Instructions to follow:
An exact reproduction of each record is required.

Records to use:

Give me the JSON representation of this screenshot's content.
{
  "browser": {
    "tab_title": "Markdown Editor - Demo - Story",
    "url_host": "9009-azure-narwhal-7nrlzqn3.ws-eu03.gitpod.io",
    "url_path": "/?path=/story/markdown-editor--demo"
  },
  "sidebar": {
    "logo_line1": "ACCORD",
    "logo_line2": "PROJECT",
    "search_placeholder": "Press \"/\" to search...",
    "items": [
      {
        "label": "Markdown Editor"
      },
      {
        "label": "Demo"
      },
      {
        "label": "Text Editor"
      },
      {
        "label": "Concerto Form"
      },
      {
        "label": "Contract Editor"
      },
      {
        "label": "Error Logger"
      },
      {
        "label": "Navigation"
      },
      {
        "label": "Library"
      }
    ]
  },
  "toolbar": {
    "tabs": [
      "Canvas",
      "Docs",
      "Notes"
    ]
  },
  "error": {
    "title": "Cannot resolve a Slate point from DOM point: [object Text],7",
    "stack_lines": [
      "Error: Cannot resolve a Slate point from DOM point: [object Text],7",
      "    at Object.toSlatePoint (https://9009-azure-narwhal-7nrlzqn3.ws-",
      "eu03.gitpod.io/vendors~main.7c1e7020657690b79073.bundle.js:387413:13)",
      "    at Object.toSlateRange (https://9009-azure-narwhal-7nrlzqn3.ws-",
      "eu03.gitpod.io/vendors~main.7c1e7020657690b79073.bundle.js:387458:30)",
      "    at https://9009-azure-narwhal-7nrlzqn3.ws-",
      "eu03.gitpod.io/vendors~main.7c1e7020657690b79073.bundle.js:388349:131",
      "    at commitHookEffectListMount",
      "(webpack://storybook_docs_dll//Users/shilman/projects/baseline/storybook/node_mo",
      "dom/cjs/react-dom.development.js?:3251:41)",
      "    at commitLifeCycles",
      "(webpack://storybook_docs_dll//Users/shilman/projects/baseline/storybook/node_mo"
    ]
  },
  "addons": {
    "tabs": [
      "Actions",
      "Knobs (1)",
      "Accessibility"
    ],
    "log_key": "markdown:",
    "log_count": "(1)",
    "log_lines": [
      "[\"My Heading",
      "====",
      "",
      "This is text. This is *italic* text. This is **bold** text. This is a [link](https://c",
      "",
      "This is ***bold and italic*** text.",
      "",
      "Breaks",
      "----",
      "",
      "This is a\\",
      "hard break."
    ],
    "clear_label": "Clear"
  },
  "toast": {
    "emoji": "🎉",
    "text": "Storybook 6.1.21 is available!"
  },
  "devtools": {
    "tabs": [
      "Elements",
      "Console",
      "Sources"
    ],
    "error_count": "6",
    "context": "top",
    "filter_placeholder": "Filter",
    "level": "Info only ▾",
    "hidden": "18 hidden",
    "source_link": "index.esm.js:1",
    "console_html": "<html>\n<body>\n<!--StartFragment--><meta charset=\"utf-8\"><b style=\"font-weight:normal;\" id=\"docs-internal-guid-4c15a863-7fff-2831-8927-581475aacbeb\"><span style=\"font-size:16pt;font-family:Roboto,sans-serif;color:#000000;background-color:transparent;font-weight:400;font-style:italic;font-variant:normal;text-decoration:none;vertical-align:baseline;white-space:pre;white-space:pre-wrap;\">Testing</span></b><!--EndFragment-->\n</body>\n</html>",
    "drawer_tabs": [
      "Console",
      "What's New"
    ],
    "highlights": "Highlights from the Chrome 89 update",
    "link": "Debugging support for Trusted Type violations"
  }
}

Exercise solution:
Give me the JSON representation of this screenshot's content.
{
  "browser": {
    "tab_title": "Markdown Editor - Demo - Story",
    "url_host": "9009-azure-narwhal-7nrlzqn3.ws-eu03.gitpod.io",
    "url_path": "/?path=/story/markdown-editor--demo"
  },
  "sidebar": {
    "logo_line1": "ACCORD",
    "logo_line2": "PROJECT",
    "search_placeholder": "Press \"/\" to search...",
    "items": [
      {
        "label": "Markdown Editor"
      },
      {
        "label": "Demo"
      },
      {
        "label": "Text Editor"
      },
      {
        "label": "Concerto Form"
      },
      {
        "label": "Contract Editor"
      },
      {
        "label": "Error Logger"
      },
      {
        "label": "Navigation"
      },
      {
        "label": "Library"
      }
    ]
  },
  "toolbar": {
    "tabs": [
      "Canvas",
      "Docs",
      "Notes"
    ]
  },
  "error": {
    "title": "Cannot resolve a Slate point from DOM point: [object Text],7",
    "stack_lines": [
      "Error: Cannot resolve a Slate point from DOM point: [object Text],7",
      "    at Object.toSlatePoint (https://9009-azure-narwhal-7nrlzqn3.ws-",
      "eu03.gitpod.io/vendors~main.7c1e7020657690b79073.bundle.js:387413:13)",
      "    at Object.toSlateRange (https://9009-azure-narwhal-7nrlzqn3.ws-",
      "eu03.gitpod.io/vendors~main.7c1e7020657690b79073.bundle.js:387458:30)",
      "    at https://9009-azure-narwhal-7nrlzqn3.ws-",
      "eu03.gitpod.io/vendors~main.7c1e7020657690b79073.bundle.js:388349:131",
      "    at commitHookEffectListMount",
      "(webpack://storybook_docs_dll//Users/shilman/projects/baseline/storybook/node_mo",
      "dom/cjs/react-dom.development.js?:3251:41)",
      "    at commitLifeCycles",
      "(webpack://storybook_docs_dll//Users/shilman/projects/baseline/storybook/node_mo"
    ]
  },
  "addons": {
    "tabs": [
      "Actions",
      "Knobs (1)",
      "Accessibility"
    ],
    "log_key": "markdown:",
    "log_count": "(1)",
    "log_lines": [
      "[\"My Heading",
      "====",
      "",
      "This is text. This is *italic* text. This is **bold** text. This is a [link](https://c",
      "",
      "This is ***bold and italic*** text.",
      "",
      "Breaks",
      "----",
      "",
      "This is a\\",
      "hard break."
    ],
    "clear_label": "Clear"
  },
  "toast": {
    "emoji": "🎉",
    "text": "Storybook 6.1.21 is available!"
  },
  "devtools": {
    "tabs": [
      "Elements",
      "Console",
      "Sources"
    ],
    "error_count": "6",
    "context": "top",
    "filter_placeholder": "Filter",
    "level": "Info only ▾",
    "hidden": "18 hidden",
    "source_link": "index.esm.js:1",
    "console_html": "<html>\n<body>\n<!--StartFragment--><meta charset=\"utf-8\"><b style=\"font-weight:normal;\" id=\"docs-internal-guid-4c15a863-7fff-2831-8927-581475aacbeb\"><span style=\"font-size:16pt;font-family:Roboto,sans-serif;color:#000000;background-color:transparent;font-weight:400;font-style:italic;font-variant:normal;text-decoration:none;vertical-align:baseline;white-space:pre;white-space:pre-wrap;\">Testing</span></b><!--EndFragment-->\n</body>\n</html>",
    "drawer_tabs": [
      "Console",
      "What's New"
    ],
    "highlights": "Highlights from the Chrome 89 update",
    "link": "Debugging support for Trusted Type violations"
  }
}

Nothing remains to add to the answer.